▶ [What is being asked] Count every line in the records below that contains the string "Plane". Report that number alone.

▶ [Data section]
▼▼▼

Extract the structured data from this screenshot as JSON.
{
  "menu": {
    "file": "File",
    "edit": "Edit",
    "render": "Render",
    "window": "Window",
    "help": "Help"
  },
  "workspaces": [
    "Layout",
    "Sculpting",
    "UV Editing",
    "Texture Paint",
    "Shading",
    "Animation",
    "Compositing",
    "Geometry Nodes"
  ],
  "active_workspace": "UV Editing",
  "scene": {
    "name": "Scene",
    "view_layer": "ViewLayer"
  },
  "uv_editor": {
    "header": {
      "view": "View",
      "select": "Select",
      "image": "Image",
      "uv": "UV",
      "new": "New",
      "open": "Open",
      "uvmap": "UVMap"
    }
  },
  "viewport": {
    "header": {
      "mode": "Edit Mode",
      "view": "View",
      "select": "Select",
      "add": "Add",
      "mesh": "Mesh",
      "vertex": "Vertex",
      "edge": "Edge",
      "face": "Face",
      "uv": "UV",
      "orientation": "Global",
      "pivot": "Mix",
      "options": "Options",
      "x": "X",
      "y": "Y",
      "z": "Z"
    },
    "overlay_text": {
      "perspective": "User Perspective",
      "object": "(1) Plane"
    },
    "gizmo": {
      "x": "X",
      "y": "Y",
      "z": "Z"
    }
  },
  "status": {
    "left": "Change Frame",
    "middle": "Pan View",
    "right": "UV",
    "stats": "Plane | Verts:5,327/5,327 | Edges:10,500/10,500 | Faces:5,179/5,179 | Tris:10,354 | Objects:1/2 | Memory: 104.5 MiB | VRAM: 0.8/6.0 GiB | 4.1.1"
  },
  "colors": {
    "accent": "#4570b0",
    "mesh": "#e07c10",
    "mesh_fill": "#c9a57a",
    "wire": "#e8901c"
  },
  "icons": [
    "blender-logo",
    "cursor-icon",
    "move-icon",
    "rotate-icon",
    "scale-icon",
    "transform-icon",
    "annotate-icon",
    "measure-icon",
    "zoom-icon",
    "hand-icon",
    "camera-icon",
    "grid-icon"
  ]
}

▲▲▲

▶ [Output below] 2